An intravaginal ring containing tenofovir protected
all but one macaque monkey given hormonal contraceptives and repeatedly exposed
to a hybrid human/simian virus similar to HIV, according to a late-breaker
presentation at the 53rd
Interscience Conference on Antimicrobial Agents and Chemotherapy (ICAAC) this month in
The field of biomedical HIV prevention has seen major
advances in recent years. A number of studies have shown that pre-exposure
prophylaxis (PrEP) using oral tenofovir or Truvada
(tenofovir/emtricitabine) can dramatically reduce the risk of HIV infection in
various populations, but it only works with good adherence.
Researchers are therefore exploring other delivery
methods that might be more convenient than daily pills. The CAPRISA
004 trial showed that a 1% tenofovir gel applied before and
after sex decreased HIV acquisition by about 40% overall. Risk of infection was
significantly reduced if the tenofovir concentration in cervical-vaginal fluid
exceeded 1000 ng/ml.
Another approach uses a hollow urethane intravaginal ring
containing tenofovir disoproxil
fumarate (TDF) powder and sodium chloride. Vaginal fluid is absorbed into the
ring, forms a solution with tenofovir and the drug then flows back out.
In an earlier
presented at this year's Conference on Retroviruses and Opportunistic Infections (CROI), researchers with
the US Centers for Disease Control and Prevention (CDC) tested the tenofovir
vaginal ring in female pigtail macaques, a species that has regular menstrual
cycles, like humans, rather than seasonal fertility.
In that analysis, six macaques were fitted with
intravaginal rings containing 120mg TDF. Six control monkeys did not receive
rings and the researchers also looked at six historical control animals. The macaques

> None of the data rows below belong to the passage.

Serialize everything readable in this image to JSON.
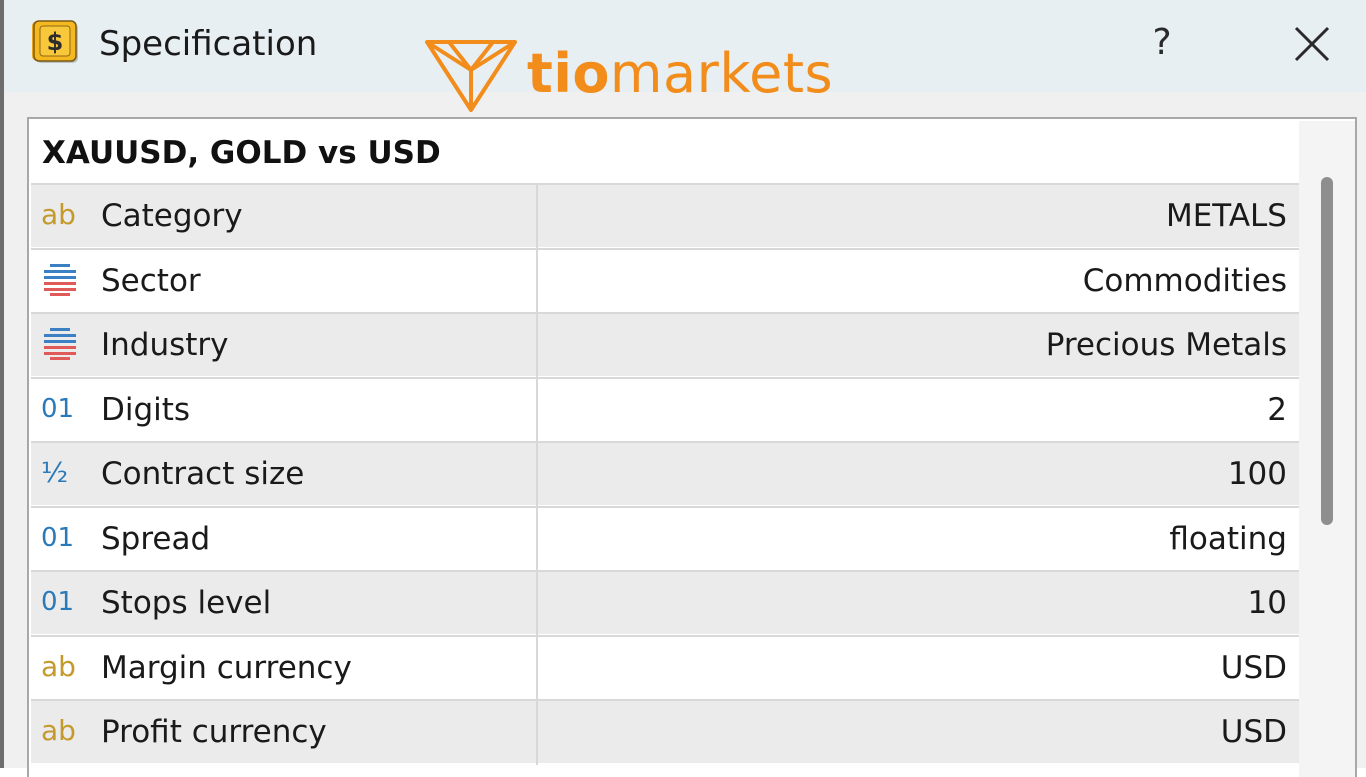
{
  "window": {
    "title": "Specification",
    "help_label": "?"
  },
  "brand": {
    "name_bold": "tio",
    "name_light": "markets",
    "color": "#f28c1b"
  },
  "symbol": {
    "heading": "XAUUSD, GOLD vs USD"
  },
  "properties": [
    {
      "icon": "text-type-icon",
      "icon_glyph": "ab",
      "label": "Category",
      "value": "METALS"
    },
    {
      "icon": "list-type-icon",
      "icon_glyph": "",
      "label": "Sector",
      "value": "Commodities"
    },
    {
      "icon": "list-type-icon",
      "icon_glyph": "",
      "label": "Industry",
      "value": "Precious Metals"
    },
    {
      "icon": "integer-type-icon",
      "icon_glyph": "01",
      "label": "Digits",
      "value": "2"
    },
    {
      "icon": "fraction-type-icon",
      "icon_glyph": "½",
      "label": "Contract size",
      "value": "100"
    },
    {
      "icon": "integer-type-icon",
      "icon_glyph": "01",
      "label": "Spread",
      "value": "floating"
    },
    {
      "icon": "integer-type-icon",
      "icon_glyph": "01",
      "label": "Stops level",
      "value": "10"
    },
    {
      "icon": "text-type-icon",
      "icon_glyph": "ab",
      "label": "Margin currency",
      "value": "USD"
    },
    {
      "icon": "text-type-icon",
      "icon_glyph": "ab",
      "label": "Profit currency",
      "value": "USD"
    }
  ],
  "colors": {
    "text_icon": "#c49a2c",
    "number_icon": "#2a79b9",
    "list_icon_blue": "#3b7fc4",
    "list_icon_red": "#e05a5a"
  }
}
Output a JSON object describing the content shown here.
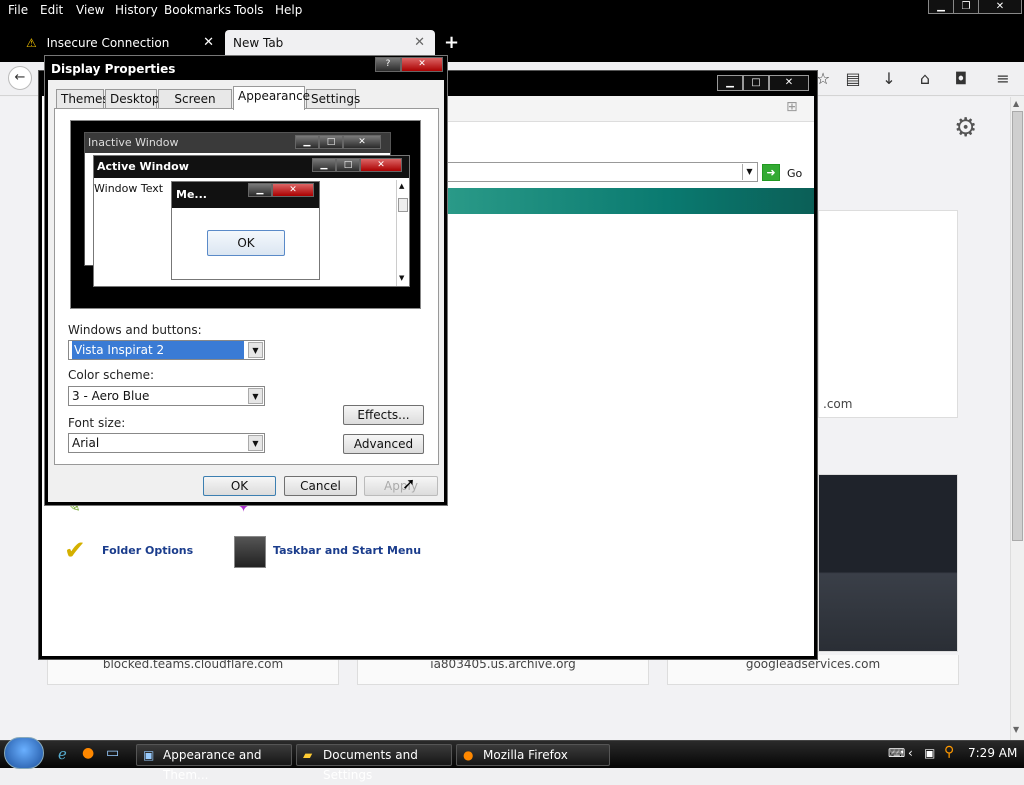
{
  "menubar": {
    "items": [
      "File",
      "Edit",
      "View",
      "History",
      "Bookmarks",
      "Tools",
      "Help"
    ]
  },
  "tabs": [
    {
      "label": "Insecure Connection",
      "warning": true
    },
    {
      "label": "New Tab",
      "active": true
    }
  ],
  "colors": {
    "dialog_title_bg": "#000000",
    "selection_blue": "#3a7bd5",
    "teal_band": "#0a7a70",
    "close_red": "#b81414"
  },
  "tiles": [
    {
      "label": "blocked.teams.cloudflare.com"
    },
    {
      "label": "ia803405.us.archive.org"
    },
    {
      "label": "googleadservices.com"
    }
  ],
  "partial_tile_suffix": ".com",
  "address": {
    "go_label": "Go"
  },
  "control_panel": {
    "items": [
      {
        "label": "Folder Options",
        "icon": "folder-options-icon"
      },
      {
        "label": "Taskbar and Start Menu",
        "icon": "taskbar-icon"
      }
    ]
  },
  "dialog": {
    "title": "Display Properties",
    "tabs": [
      "Themes",
      "Desktop",
      "Screen Saver",
      "Appearance",
      "Settings"
    ],
    "active_tab": "Appearance",
    "preview": {
      "inactive_title": "Inactive Window",
      "active_title": "Active Window",
      "window_text": "Window Text",
      "msgbox_title": "Me...",
      "msgbox_ok": "OK"
    },
    "windows_buttons_label": "Windows and buttons:",
    "windows_buttons_value": "Vista Inspirat 2",
    "color_scheme_label": "Color scheme:",
    "color_scheme_value": "3 - Aero Blue",
    "font_size_label": "Font size:",
    "font_size_value": "Arial",
    "effects_label": "Effects...",
    "advanced_label": "Advanced",
    "ok_label": "OK",
    "cancel_label": "Cancel",
    "apply_label": "Apply"
  },
  "taskbar": {
    "items": [
      {
        "label": "Appearance and Them..."
      },
      {
        "label": "Documents and Settings"
      },
      {
        "label": "Mozilla Firefox"
      }
    ],
    "clock": "7:29 AM"
  }
}
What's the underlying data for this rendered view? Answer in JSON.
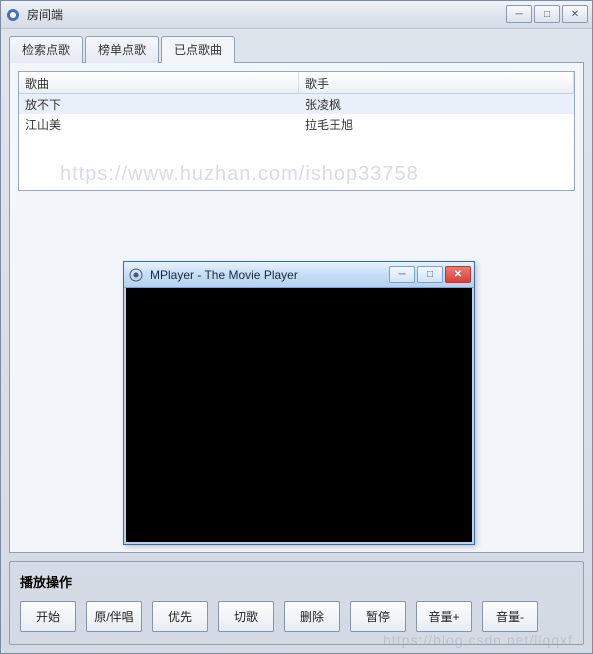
{
  "window": {
    "title": "房间端"
  },
  "tabs": [
    {
      "label": "检索点歌"
    },
    {
      "label": "榜单点歌"
    },
    {
      "label": "已点歌曲"
    }
  ],
  "active_tab_index": 2,
  "table": {
    "headers": {
      "song": "歌曲",
      "singer": "歌手"
    },
    "rows": [
      {
        "song": "放不下",
        "singer": "张凌枫"
      },
      {
        "song": "江山美",
        "singer": "拉毛王旭"
      }
    ]
  },
  "mplayer": {
    "title": "MPlayer - The Movie Player"
  },
  "playback": {
    "legend": "播放操作",
    "buttons": {
      "start": "开始",
      "original_accompaniment": "原/伴唱",
      "priority": "优先",
      "cut": "切歌",
      "delete": "删除",
      "pause": "暂停",
      "vol_up": "音量+",
      "vol_down": "音量-"
    }
  },
  "watermarks": {
    "main": "https://www.huzhan.com/ishop33758",
    "footer": "https://blog.csdn.net/llqqxf"
  },
  "glyphs": {
    "minimize": "─",
    "maximize": "□",
    "close": "✕"
  }
}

were subject to 16 weekly vaginal exposures to a CCR5-tropic human/simian
hybrid virus designated SHIV162p3. The first exposure occurred six days after
the first vaginal ring was inserted and rings were exchanged every four
The ring produced intracellular levels of tenofovir diphosphate
in lymphocytes similar to those obtained using a 30mg dose of tenofovir gel.
Drug concentrations in vaginal fluid reached levels thought to be protective
based on prior studies.
The intravaginal ring fully protected macaques from
SHIV infection throughout the 16 weeks. In contrast, eleven of the twelve untreated control
animals became infected by the end of the study, after a median of four
In the latest analysis, James Smith from the CDC and
colleagues aimed to determine whether the tenofovir vaginal ring remains protective
in the presence of high-dose hormonal contraception.
Many women at risk for HIV use hormonal contraceptives
such as the long-lasting injectable depot
medroxyprogesterone (DMPA or Depo-Provera).
Though data have been conflicting, some evidence suggests hormonal
contraception may make women more susceptible to HIV infection, possibly by thinning
the vaginal epithelium, suppressing progesterone or prolonging the luteal phase
of the menstrual cycle. Researchers want to ensure that
PrEP does not interact with contraceptives in any unexpected or harmful ways.
In this analysis, six macaques were fitted with
tenofovir intravaginal rings and six with placebo rings. All monkeys received 30mg
DMPA by intramuscular injection every six weeks. Smith noted that this is a
higher dose than women use for contraception. The macaques were subject to twelve
SHIV exposures, with the first occurring four weeks after DMPA administration
and one week after insertion of the first vaginal ring. Rings were exchanged
every four weeks, two days after virus exposures.
Looking at the control animals, those receiving DMPA
were infected after a median of two SHIV exposures, compared with a median four
exposures in the earlier analysis without DMPA, but the difference did not reach
Again, the tenofovir ring provided protection against infection.
One macaque became infected at week 8, for an efficacy rate of 83%. All six
macaques with placebo rings were infected. Among infected animals, the viral
load set-point was higher in those receiving DMPA.
The tenofovir intravaginal ring offered
"significant protection against SHIV acquisition", the researchers
concluded. "Sustained topical delivery afforded mucosal protection."
They added that the mechanism for the single
breakthrough infection is unknown, as that macaque had high tenofovir levels
and no apparent inflammation; further analysis is underway.
"With PrEP, adherence is everything," Smith said.
"With many routes of administration, the more choices you
give women. The more options that will fit their lifestyle, the better
adherence is going to be."
He noted that adherence was an issue even in the
animal study, as one macaque repeatedly removed her ring and was replaced with
a more compliant animal.
A phase 1 clinical trial of this vaginal ring in women
is schedule to start by the end of 2013, James said.